While Pembrook alleged that he had been denied rights formulated inEscobedo, in his original motion he also alleged that he had been denied the more particularized rights in connection with police interrogation, as announced in Miranda v. State of Arizona, 384 U.S. 436, 86 S.Ct. 1602, 16 L.Ed.2d 694, decided in 1966. However, the non-retroactivity principle announced in Johnson and Davis, referred to above, applies with regard to Miranda, as well as Escobedo.


In Pembrook's second application to the district court for leave to file in forma pauperis, he specifically alleges that coercion was used to get him to make incriminating statements. The district court treated this second application as a motion for a rehearing, found there was "no merit to the allegations herein contained," and denied the motion without further comment


The proper course in this circumstance would be to grant leave to proceed in forma pauperis, but dismiss the application with leave to amend, pointing out the deficiency which requires amendment. Title 28 U.S.C. § 2242 (1964), provides that an application for a writ of habeas corpus "* * * may be amended or supplemented as provided in the rules of procedure applicable to civil actions." In Holiday v. Johnston, 313 U.S. 342, 350, 61 S.Ct. 1015, 85 L.Ed. 1392, the Supreme Court said that "(e)ven if it [the application for habeas corpus] is insufficient in substance it may be amended in the interest of justice." See, also, Pike v. Dickson, 9 Cir., 323 F.2d 856, 859
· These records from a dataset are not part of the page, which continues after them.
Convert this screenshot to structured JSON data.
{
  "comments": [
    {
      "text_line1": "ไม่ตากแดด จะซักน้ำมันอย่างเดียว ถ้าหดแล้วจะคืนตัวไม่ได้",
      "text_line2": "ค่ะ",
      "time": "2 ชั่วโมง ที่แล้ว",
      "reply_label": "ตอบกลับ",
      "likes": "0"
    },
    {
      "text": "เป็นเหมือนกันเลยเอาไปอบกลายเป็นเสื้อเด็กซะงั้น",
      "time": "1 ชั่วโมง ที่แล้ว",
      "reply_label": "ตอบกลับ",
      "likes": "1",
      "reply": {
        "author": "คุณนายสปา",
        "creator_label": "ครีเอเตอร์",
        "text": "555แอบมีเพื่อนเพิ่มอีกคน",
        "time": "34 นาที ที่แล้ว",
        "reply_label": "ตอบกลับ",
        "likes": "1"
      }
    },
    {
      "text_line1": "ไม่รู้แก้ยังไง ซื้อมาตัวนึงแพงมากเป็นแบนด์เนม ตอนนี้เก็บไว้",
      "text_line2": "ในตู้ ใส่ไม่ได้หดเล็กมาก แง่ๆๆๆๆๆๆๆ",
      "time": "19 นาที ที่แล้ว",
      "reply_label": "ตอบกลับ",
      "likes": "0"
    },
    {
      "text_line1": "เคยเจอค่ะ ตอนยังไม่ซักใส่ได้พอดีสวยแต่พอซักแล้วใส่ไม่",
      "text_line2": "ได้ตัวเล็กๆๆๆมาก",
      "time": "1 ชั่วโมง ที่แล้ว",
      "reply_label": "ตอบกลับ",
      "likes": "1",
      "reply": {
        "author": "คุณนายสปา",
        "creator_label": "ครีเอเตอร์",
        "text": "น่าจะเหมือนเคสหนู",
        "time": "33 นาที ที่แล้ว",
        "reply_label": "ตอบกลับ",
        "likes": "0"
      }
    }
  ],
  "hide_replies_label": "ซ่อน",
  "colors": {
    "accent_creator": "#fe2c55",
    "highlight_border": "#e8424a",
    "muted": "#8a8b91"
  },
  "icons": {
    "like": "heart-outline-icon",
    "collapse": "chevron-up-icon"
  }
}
Applications for habeas corpus, drawn by non-lawyers, ought not to be scrutinized with technical nicety. See Holiday v. Johnston, 313 U.S. 342, 350, 61 S.Ct. 1015. As this court said in Pike v. Dickson, 9 Cir., 323 F.2d 856, at 857:
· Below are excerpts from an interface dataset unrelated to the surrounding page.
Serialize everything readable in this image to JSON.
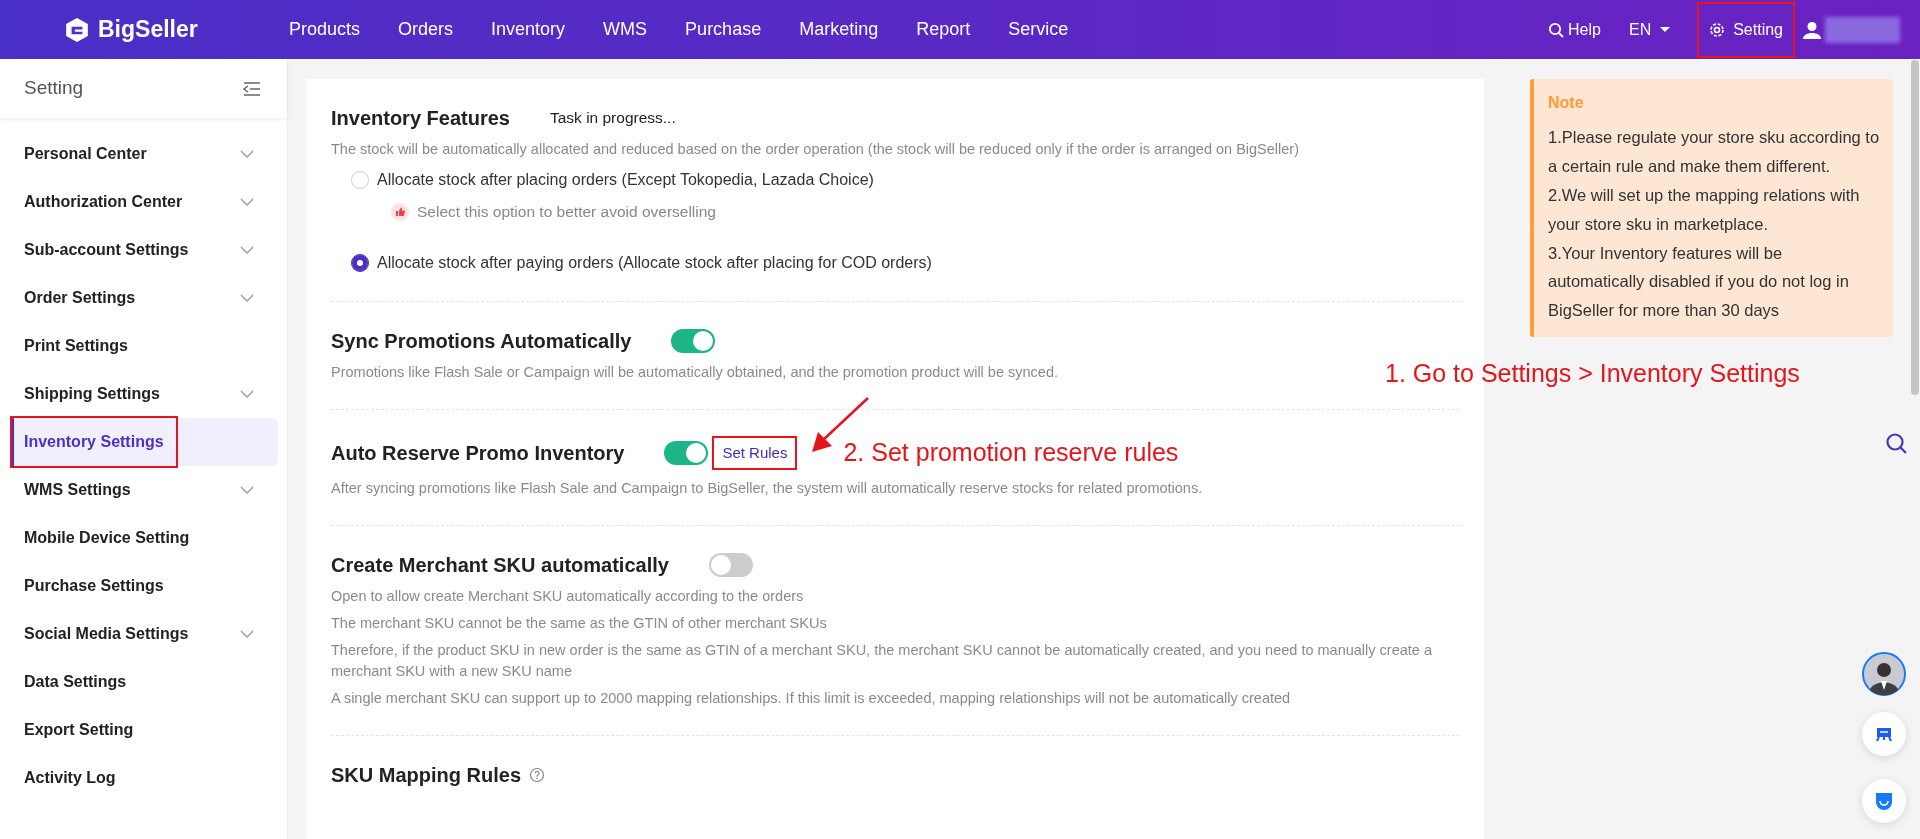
{
  "topbar": {
    "logo": "BigSeller",
    "nav": [
      {
        "label": "Products"
      },
      {
        "label": "Orders"
      },
      {
        "label": "Inventory"
      },
      {
        "label": "WMS"
      },
      {
        "label": "Purchase"
      },
      {
        "label": "Marketing"
      },
      {
        "label": "Report"
      },
      {
        "label": "Service"
      }
    ],
    "help": "Help",
    "language": "EN",
    "setting": {
      "label": "Setting",
      "highlighted": true
    }
  },
  "sidebar": {
    "title": "Setting",
    "items": [
      {
        "label": "Personal Center",
        "expandable": true,
        "selected": false,
        "highlighted": false
      },
      {
        "label": "Authorization Center",
        "expandable": true,
        "selected": false,
        "highlighted": false
      },
      {
        "label": "Sub-account Settings",
        "expandable": true,
        "selected": false,
        "highlighted": false
      },
      {
        "label": "Order Settings",
        "expandable": true,
        "selected": false,
        "highlighted": false
      },
      {
        "label": "Print Settings",
        "expandable": false,
        "selected": false,
        "highlighted": false
      },
      {
        "label": "Shipping Settings",
        "expandable": true,
        "selected": false,
        "highlighted": false
      },
      {
        "label": "Inventory Settings",
        "expandable": false,
        "selected": true,
        "highlighted": true
      },
      {
        "label": "WMS Settings",
        "expandable": true,
        "selected": false,
        "highlighted": false
      },
      {
        "label": "Mobile Device Setting",
        "expandable": false,
        "selected": false,
        "highlighted": false
      },
      {
        "label": "Purchase Settings",
        "expandable": false,
        "selected": false,
        "highlighted": false
      },
      {
        "label": "Social Media Settings",
        "expandable": true,
        "selected": false,
        "highlighted": false
      },
      {
        "label": "Data Settings",
        "expandable": false,
        "selected": false,
        "highlighted": false
      },
      {
        "label": "Export Setting",
        "expandable": false,
        "selected": false,
        "highlighted": false
      },
      {
        "label": "Activity Log",
        "expandable": false,
        "selected": false,
        "highlighted": false
      }
    ]
  },
  "sections": [
    {
      "kind": "radio",
      "title": "Inventory Features",
      "status": "Task in progress...",
      "description": [
        "The stock will be automatically allocated and reduced based on the order operation (the stock will be reduced only if the order is arranged on BigSeller)"
      ],
      "options": [
        {
          "label": "Allocate stock after placing orders (Except Tokopedia, Lazada Choice)",
          "selected": false,
          "hint": "Select this option to better avoid overselling"
        },
        {
          "label": "Allocate stock after paying orders (Allocate stock after placing for COD orders)",
          "selected": true
        }
      ]
    },
    {
      "kind": "toggle",
      "title": "Sync Promotions Automatically",
      "on": true,
      "description": [
        "Promotions like Flash Sale or Campaign will be automatically obtained, and the promotion product will be synced."
      ]
    },
    {
      "kind": "toggle",
      "title": "Auto Reserve Promo Inventory",
      "on": true,
      "link": {
        "label": "Set Rules",
        "highlighted": true
      },
      "annotation": "2. Set promotion reserve rules",
      "description": [
        "After syncing promotions like Flash Sale and Campaign to BigSeller, the system will automatically reserve stocks for related promotions."
      ]
    },
    {
      "kind": "toggle",
      "title": "Create Merchant SKU automatically",
      "on": false,
      "description": [
        "Open to allow create Merchant SKU automatically according to the orders",
        "The merchant SKU cannot be the same as the GTIN of other merchant SKUs",
        "Therefore, if the product SKU in new order is the same as GTIN of a merchant SKU, the merchant SKU cannot be automatically created, and you need to manually create a merchant SKU with a new SKU name",
        "A single merchant SKU can support up to 2000 mapping relationships. If this limit is exceeded, mapping relationships will not be automatically created"
      ]
    },
    {
      "kind": "heading",
      "title": "SKU Mapping Rules"
    }
  ],
  "note": {
    "title": "Note",
    "lines": [
      "1.Please regulate your store sku according to a certain rule and make them different.",
      "2.We will set up the mapping relations with your store sku in marketplace.",
      "3.Your Inventory features will be automatically disabled if you do not log in BigSeller for more than 30 days"
    ]
  },
  "annotation": "1. Go to Settings > Inventory Settings"
}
"In view of these circumstances [petitioner's seventh grade education] it is appropriate that the petition be read in the manner suggested by Chief Judge Sobeloff in United States v. Glass, 4 Cir., 317 F.2d 200, 202, as follows: `Where the layman's papers clearly show what he is driving at, it is usually in the interest of justice and may in the long run save time to temper the reading of the papers with a measure of tolerance.' This court has applied the same rule of construction of a layman's pleadings in Thomas v. Teets, 9 Cir., 205 F.2d 236, 238.1

"1.`Thomas' application being drawn by an inexperienced layman is to be construed to give its allegations effect, though inartifically [sic] drawn. Darr v. Burford, 339 U.S. 200, 203, 70 S.Ct. 587, 94 L.Ed. 761; Price v. Johnston, 334 U.S. 266, 292, 68 S.Ct. 1049, 92 L.Ed. 1356.'"
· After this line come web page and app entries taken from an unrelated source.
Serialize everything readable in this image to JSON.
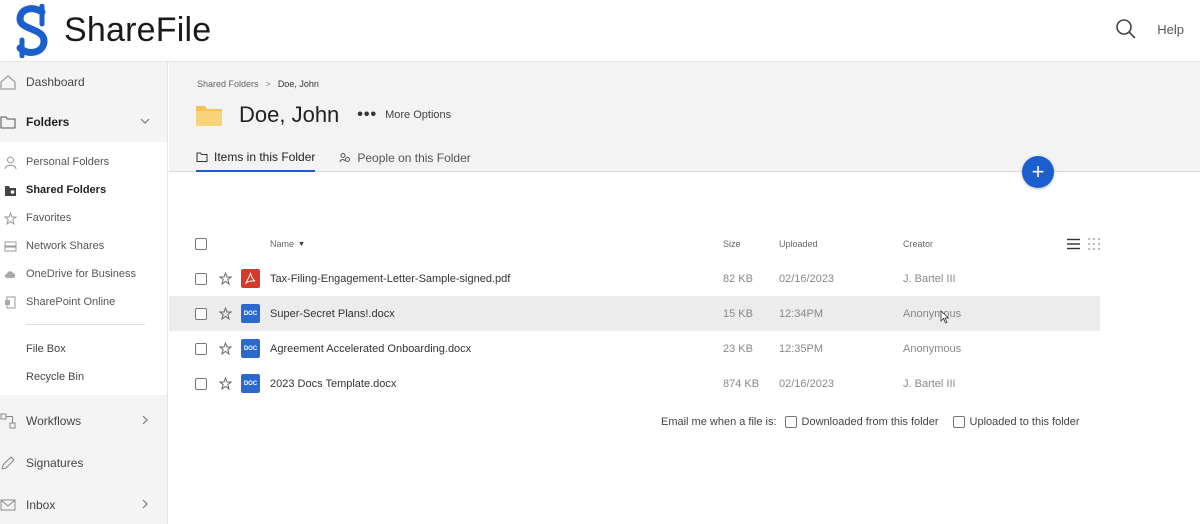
{
  "app": {
    "brand": "ShareFile",
    "help_label": "Help"
  },
  "colors": {
    "brand_blue": "#1b5fcf",
    "pdf_red": "#d43a2a",
    "doc_blue": "#2a6acf",
    "tab_underline": "#1f5bc6"
  },
  "sidebar": {
    "dashboard": "Dashboard",
    "folders": "Folders",
    "folder_items": [
      {
        "label": "Personal Folders",
        "icon": "person-icon"
      },
      {
        "label": "Shared Folders",
        "icon": "shared-folder-icon"
      },
      {
        "label": "Favorites",
        "icon": "star-icon"
      },
      {
        "label": "Network Shares",
        "icon": "server-icon"
      },
      {
        "label": "OneDrive for Business",
        "icon": "cloud-icon"
      },
      {
        "label": "SharePoint Online",
        "icon": "sharepoint-icon"
      }
    ],
    "file_box": "File Box",
    "recycle_bin": "Recycle Bin",
    "workflows": "Workflows",
    "signatures": "Signatures",
    "inbox": "Inbox"
  },
  "breadcrumb": {
    "parent": "Shared Folders",
    "separator": ">",
    "current": "Doe, John"
  },
  "page": {
    "title": "Doe, John",
    "more_options": "More Options"
  },
  "tabs": [
    {
      "label": "Items in this Folder",
      "icon": "folder-icon",
      "active": true
    },
    {
      "label": "People on this Folder",
      "icon": "people-icon",
      "active": false
    }
  ],
  "add_button": "+",
  "table": {
    "columns": {
      "name": "Name",
      "size": "Size",
      "uploaded": "Uploaded",
      "creator": "Creator"
    },
    "sort_indicator": "▼",
    "rows": [
      {
        "type": "pdf",
        "type_label": "",
        "name": "Tax-Filing-Engagement-Letter-Sample-signed.pdf",
        "size": "82 KB",
        "uploaded": "02/16/2023",
        "creator": "J. Bartel III"
      },
      {
        "type": "doc",
        "type_label": "DOC",
        "name": "Super-Secret Plans!.docx",
        "size": "15 KB",
        "uploaded": "12:34PM",
        "creator": "Anonymous"
      },
      {
        "type": "doc",
        "type_label": "DOC",
        "name": "Agreement Accelerated Onboarding.docx",
        "size": "23 KB",
        "uploaded": "12:35PM",
        "creator": "Anonymous"
      },
      {
        "type": "doc",
        "type_label": "DOC",
        "name": "2023 Docs Template.docx",
        "size": "874 KB",
        "uploaded": "02/16/2023",
        "creator": "J. Bartel III"
      }
    ]
  },
  "email_notify": {
    "prefix": "Email me when a file is:",
    "downloaded": "Downloaded from this folder",
    "uploaded": "Uploaded to this folder"
  }
}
SinceEscobedo and Miranda are not to be applied retroactively, these allegations concerning denial of legal assistance and failure to advise Pembrook of his right to counsel and right to remain silent do not provide an independent ground for habeas corpus relief. They are nevertheless to be considered in connection with a charge that incriminating statements, made during such interrogation, were given under coercion. See Gladden v. Holland, 9 Cir., 366 F.2d 580, note.


Pembrook also alleged that he was subjected to "psychological" coercion in connection with his giving of incriminating statements. This type of coercion allegedly resulted when his police interrogators, knowing that the victim was dead and suspecting that Pembrook was the murderer, led Pembrook to believe only that the victim had been taken to the hospital. In our opinion, proof of this alleged misrepresentation would not, of itself, establish that the incriminating statements were obtained by psychological coercion in the constitutional sense


Pembrook alleged that he had filed applications for writs of habeas corpus in the Superior Court, County of Marin, California, and in the California Supreme Court. He also alleged that in those applications he raised all the grounds for relief which are presented in his district court application now before us, and that the state court applications were denied "without comment." It is therefore not possible to determine on this record whether the state court applications were denied because the coercion point should have been raised at the trial or on appeal, or because the incriminating statements were not obtained by coercive means